BEGIN Available records

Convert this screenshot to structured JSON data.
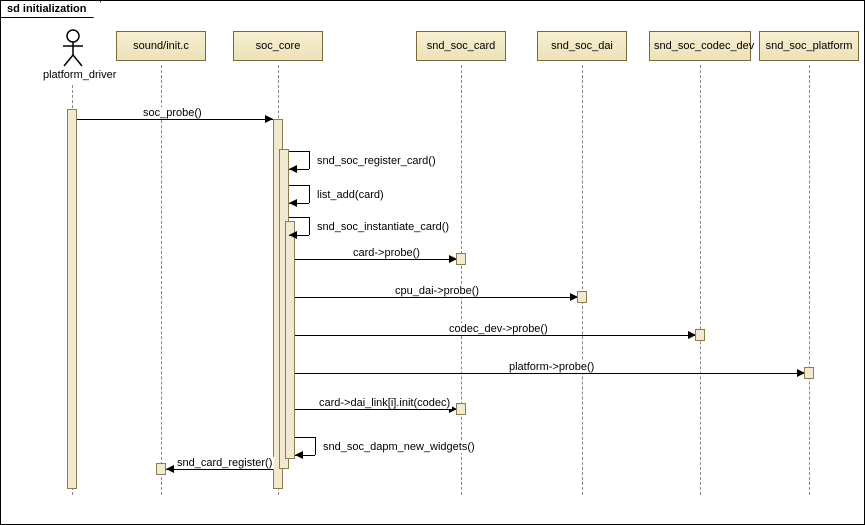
{
  "title": "sd initialization",
  "actor": {
    "label": "platform_driver"
  },
  "lifelines": [
    {
      "label": "sound/init.c"
    },
    {
      "label": "soc_core"
    },
    {
      "label": "snd_soc_card"
    },
    {
      "label": "snd_soc_dai"
    },
    {
      "label": "snd_soc_codec_dev"
    },
    {
      "label": "snd_soc_platform"
    }
  ],
  "messages": {
    "soc_probe": "soc_probe()",
    "reg_card": "snd_soc_register_card()",
    "list_add": "list_add(card)",
    "inst_card": "snd_soc_instantiate_card()",
    "card_probe": "card->probe()",
    "cpu_dai_probe": "cpu_dai->probe()",
    "codec_probe": "codec_dev->probe()",
    "platform_probe": "platform->probe()",
    "dai_link_init": "card->dai_link[i].init(codec)",
    "dapm_widgets": "snd_soc_dapm_new_widgets()",
    "card_register": "snd_card_register()"
  }
}
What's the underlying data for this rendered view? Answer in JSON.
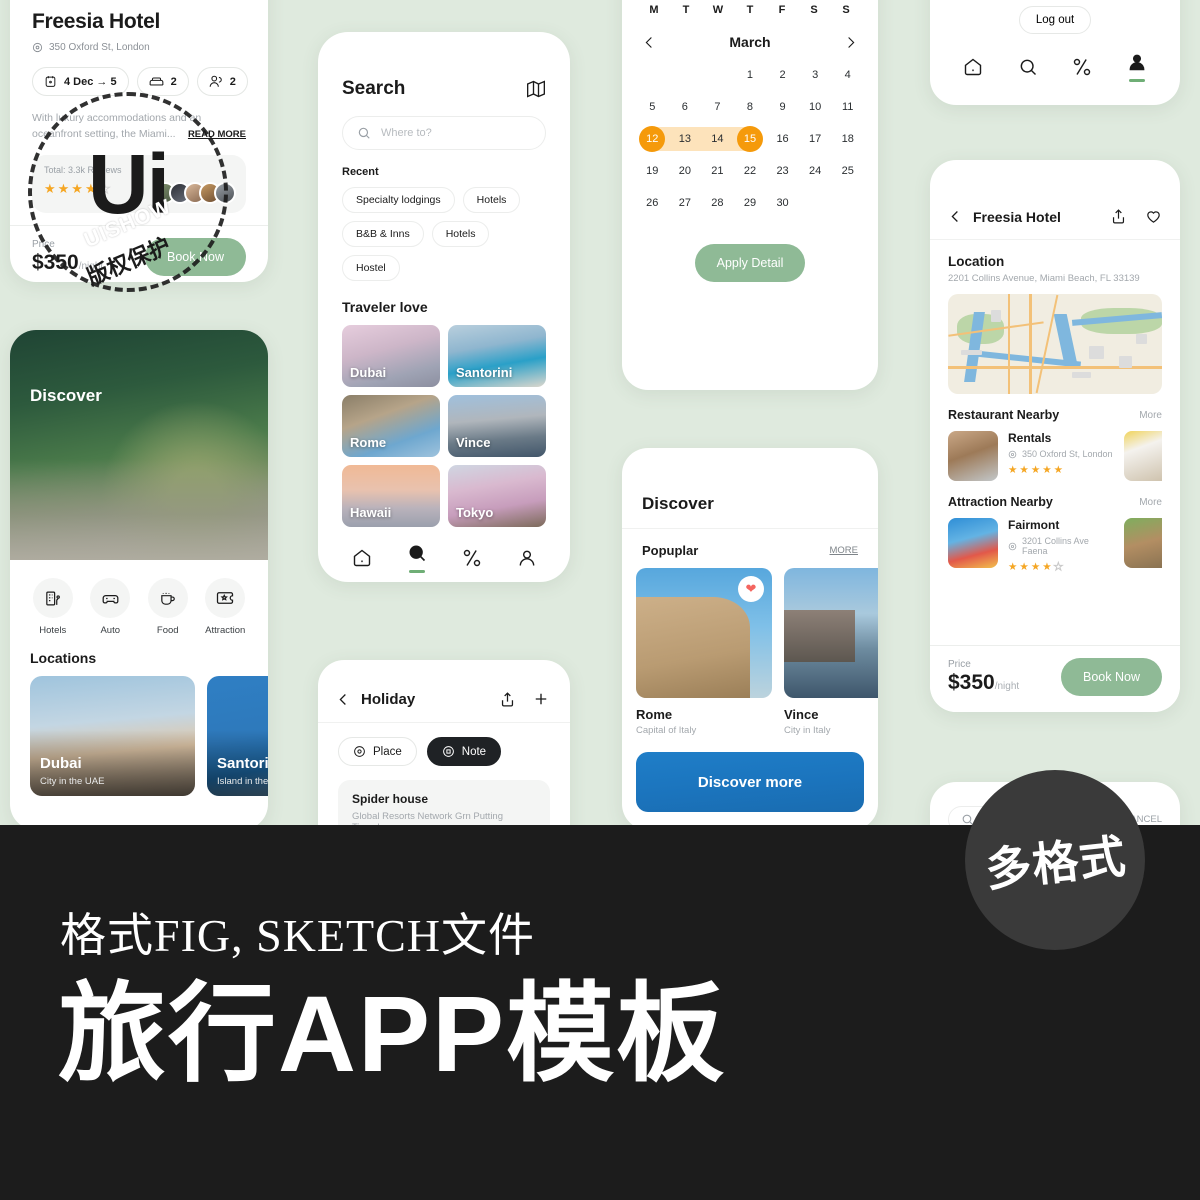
{
  "hotel_card": {
    "title": "Freesia Hotel",
    "address": "350 Oxford St, London",
    "chips": [
      {
        "icon": "calendar-icon",
        "label": "4 Dec → 5"
      },
      {
        "icon": "bed-icon",
        "label": "2"
      },
      {
        "icon": "guests-icon",
        "label": "2"
      }
    ],
    "description": "With luxury accommodations and an oceanfront setting, the Miami...",
    "read_more": "READ MORE",
    "reviews_label": "Total: 3.3k Reviews",
    "rating": 4,
    "rating_max": 5,
    "price_label": "Price",
    "price": "$350",
    "price_unit": "/night",
    "book_label": "Book Now"
  },
  "discover_panel": {
    "hero_label": "Discover",
    "categories": [
      {
        "icon": "hotel-icon",
        "label": "Hotels"
      },
      {
        "icon": "car-icon",
        "label": "Auto"
      },
      {
        "icon": "coffee-icon",
        "label": "Food"
      },
      {
        "icon": "ticket-icon",
        "label": "Attraction"
      }
    ],
    "locations_title": "Locations",
    "locations": [
      {
        "name": "Dubai",
        "caption": "City in the UAE"
      },
      {
        "name": "Santorini",
        "caption": "Island in the Aegean Sea"
      }
    ]
  },
  "search_panel": {
    "title": "Search",
    "map_icon": "map-icon",
    "search_placeholder": "Where to?",
    "search_value": "",
    "recent_label": "Recent",
    "recent_chips": [
      "Specialty lodgings",
      "Hotels",
      "B&B & Inns",
      "Hotels",
      "Hostel"
    ],
    "traveler_title": "Traveler love",
    "traveler_cards": [
      "Dubai",
      "Santorini",
      "Rome",
      "Vince",
      "Hawaii",
      "Tokyo"
    ],
    "tabs": [
      "home-icon",
      "search-icon",
      "route-icon",
      "profile-icon"
    ],
    "active_tab": 1
  },
  "holiday_panel": {
    "title": "Holiday",
    "share_icon": "share-icon",
    "add_icon": "plus-icon",
    "toggles": [
      {
        "icon": "place-icon",
        "label": "Place",
        "active": false
      },
      {
        "icon": "note-icon",
        "label": "Note",
        "active": true
      }
    ],
    "note": {
      "title": "Spider house",
      "text": "Global Resorts Network Grn Putting Timeshares..."
    }
  },
  "calendar_panel": {
    "weekdays": [
      "M",
      "T",
      "W",
      "T",
      "F",
      "S",
      "S"
    ],
    "prev_icon": "chevron-left-icon",
    "next_icon": "chevron-right-icon",
    "month": "March",
    "lead_blanks": 3,
    "days": [
      1,
      2,
      3,
      4,
      5,
      6,
      7,
      8,
      9,
      10,
      11,
      12,
      13,
      14,
      15,
      16,
      17,
      18,
      19,
      20,
      21,
      22,
      23,
      24,
      25,
      26,
      27,
      28,
      29,
      30
    ],
    "range_start": 12,
    "range_end": 15,
    "apply_label": "Apply Detail"
  },
  "discover2_panel": {
    "title": "Discover",
    "section_label": "Popuplar",
    "more_label": "MORE",
    "cards": [
      {
        "name": "Rome",
        "caption": "Capital of Italy",
        "liked": true
      },
      {
        "name": "Vince",
        "caption": "City in Italy",
        "liked": false
      }
    ],
    "banner_label": "Discover more"
  },
  "account_panel": {
    "logout_label": "Log out",
    "tabs": [
      "home-icon",
      "search-icon",
      "route-icon",
      "profile-icon"
    ],
    "active_tab": 3
  },
  "detail_panel": {
    "back_icon": "chevron-left-icon",
    "title": "Freesia Hotel",
    "share_icon": "share-icon",
    "favorite_icon": "heart-outline-icon",
    "location_title": "Location",
    "location_address": "2201 Collins Avenue, Miami Beach, FL 33139",
    "sections": [
      {
        "title": "Restaurant Nearby",
        "more": "More",
        "item": {
          "name": "Rentals",
          "address": "350 Oxford St, London",
          "rating": 5,
          "rating_max": 5
        }
      },
      {
        "title": "Attraction Nearby",
        "more": "More",
        "item": {
          "name": "Fairmont",
          "address": "3201 Collins Ave Faena",
          "rating": 4,
          "rating_max": 5
        }
      }
    ],
    "price_label": "Price",
    "price": "$350",
    "price_unit": "/night",
    "book_label": "Book Now"
  },
  "partial_panel": {
    "search_icon": "search-icon",
    "cancel_label": "CANCEL"
  },
  "watermark": {
    "logo": "Ui",
    "brand": "UISHOW",
    "note": "版权保护"
  },
  "banner": {
    "subtitle": "格式FIG, SKETCH文件",
    "title": "旅行APP模板",
    "badge": "多格式"
  },
  "colors": {
    "background": "#dfeade",
    "accent_green": "#8fba96",
    "accent_orange": "#f59a0b",
    "range_orange": "#fde3bb",
    "star_yellow": "#f5a623",
    "banner_black": "#1c1c1c"
  }
}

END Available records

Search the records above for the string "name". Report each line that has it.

> [Output]
        "name": "Dubai",
        "name": "Santorini",
        "name": "Rome",
        "name": "Vince",
          "name": "Rentals",
          "name": "Fairmont",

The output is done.